Your assignment. How many lines of the data include the string "level"? State that number alone.

Data for this exercise.
┌────────

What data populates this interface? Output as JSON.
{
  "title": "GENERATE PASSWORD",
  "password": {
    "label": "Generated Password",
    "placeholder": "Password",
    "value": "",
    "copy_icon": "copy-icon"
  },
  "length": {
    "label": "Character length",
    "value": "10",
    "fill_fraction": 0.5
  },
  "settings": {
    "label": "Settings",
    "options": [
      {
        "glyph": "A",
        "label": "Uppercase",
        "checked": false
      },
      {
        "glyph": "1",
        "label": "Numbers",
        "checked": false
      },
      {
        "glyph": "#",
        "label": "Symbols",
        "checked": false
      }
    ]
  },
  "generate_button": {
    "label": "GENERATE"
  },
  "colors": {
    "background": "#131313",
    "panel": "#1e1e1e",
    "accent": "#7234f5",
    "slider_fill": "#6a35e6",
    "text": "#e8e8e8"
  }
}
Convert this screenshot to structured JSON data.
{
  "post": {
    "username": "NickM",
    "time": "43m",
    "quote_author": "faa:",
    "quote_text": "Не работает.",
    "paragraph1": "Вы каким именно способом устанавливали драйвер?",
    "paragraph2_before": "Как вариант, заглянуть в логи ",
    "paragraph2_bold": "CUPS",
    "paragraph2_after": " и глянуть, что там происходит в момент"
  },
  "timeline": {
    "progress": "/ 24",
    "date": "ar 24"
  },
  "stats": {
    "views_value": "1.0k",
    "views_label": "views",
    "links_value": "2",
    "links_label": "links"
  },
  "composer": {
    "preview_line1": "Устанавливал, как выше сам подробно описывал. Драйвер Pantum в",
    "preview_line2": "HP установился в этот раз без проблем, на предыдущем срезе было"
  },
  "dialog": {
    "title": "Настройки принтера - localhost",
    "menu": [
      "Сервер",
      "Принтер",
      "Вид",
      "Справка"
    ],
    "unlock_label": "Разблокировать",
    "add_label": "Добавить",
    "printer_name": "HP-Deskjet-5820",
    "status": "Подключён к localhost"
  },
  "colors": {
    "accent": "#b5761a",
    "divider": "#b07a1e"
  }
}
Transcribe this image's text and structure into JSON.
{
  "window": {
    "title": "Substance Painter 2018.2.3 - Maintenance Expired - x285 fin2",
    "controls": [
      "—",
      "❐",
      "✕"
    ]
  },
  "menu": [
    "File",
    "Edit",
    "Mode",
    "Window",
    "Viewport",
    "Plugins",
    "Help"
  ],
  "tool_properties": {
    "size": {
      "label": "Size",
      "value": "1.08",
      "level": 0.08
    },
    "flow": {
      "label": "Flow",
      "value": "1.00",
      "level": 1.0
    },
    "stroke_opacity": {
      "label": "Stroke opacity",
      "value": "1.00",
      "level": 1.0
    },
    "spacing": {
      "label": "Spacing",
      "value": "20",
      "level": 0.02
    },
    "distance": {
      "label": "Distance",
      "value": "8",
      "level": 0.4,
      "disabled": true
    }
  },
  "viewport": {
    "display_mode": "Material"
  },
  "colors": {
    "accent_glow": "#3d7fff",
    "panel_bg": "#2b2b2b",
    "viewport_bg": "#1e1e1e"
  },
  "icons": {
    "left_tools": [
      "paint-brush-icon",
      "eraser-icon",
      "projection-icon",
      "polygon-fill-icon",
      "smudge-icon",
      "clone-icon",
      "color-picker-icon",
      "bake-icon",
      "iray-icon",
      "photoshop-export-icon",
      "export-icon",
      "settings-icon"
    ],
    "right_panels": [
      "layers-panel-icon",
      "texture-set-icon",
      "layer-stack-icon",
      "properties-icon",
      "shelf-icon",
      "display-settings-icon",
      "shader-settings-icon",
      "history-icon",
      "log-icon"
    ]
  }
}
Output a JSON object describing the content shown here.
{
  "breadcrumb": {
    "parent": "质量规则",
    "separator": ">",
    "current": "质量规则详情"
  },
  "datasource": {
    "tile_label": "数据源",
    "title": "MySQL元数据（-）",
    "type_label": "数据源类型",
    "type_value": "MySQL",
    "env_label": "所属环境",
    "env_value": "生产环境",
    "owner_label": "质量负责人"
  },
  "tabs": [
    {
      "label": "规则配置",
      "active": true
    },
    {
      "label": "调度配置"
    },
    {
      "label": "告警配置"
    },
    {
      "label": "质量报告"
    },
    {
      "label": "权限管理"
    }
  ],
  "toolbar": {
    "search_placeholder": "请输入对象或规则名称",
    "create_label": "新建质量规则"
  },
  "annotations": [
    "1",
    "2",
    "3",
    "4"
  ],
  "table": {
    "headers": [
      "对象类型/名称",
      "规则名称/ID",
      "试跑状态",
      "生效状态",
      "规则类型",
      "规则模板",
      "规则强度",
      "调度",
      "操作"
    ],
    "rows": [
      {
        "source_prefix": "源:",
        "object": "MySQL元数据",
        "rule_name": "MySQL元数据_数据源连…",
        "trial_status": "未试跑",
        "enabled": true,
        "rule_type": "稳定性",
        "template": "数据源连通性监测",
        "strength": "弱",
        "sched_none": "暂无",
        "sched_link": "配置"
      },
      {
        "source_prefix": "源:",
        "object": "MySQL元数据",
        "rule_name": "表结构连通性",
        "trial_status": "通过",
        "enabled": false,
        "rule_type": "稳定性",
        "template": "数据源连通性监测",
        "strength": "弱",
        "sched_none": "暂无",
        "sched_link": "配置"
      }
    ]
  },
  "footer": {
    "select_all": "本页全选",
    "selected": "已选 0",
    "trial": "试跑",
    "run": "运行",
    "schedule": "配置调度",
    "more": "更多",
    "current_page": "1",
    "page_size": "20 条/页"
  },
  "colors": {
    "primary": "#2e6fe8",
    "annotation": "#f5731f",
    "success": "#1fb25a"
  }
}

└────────

Answer to this exercise. 5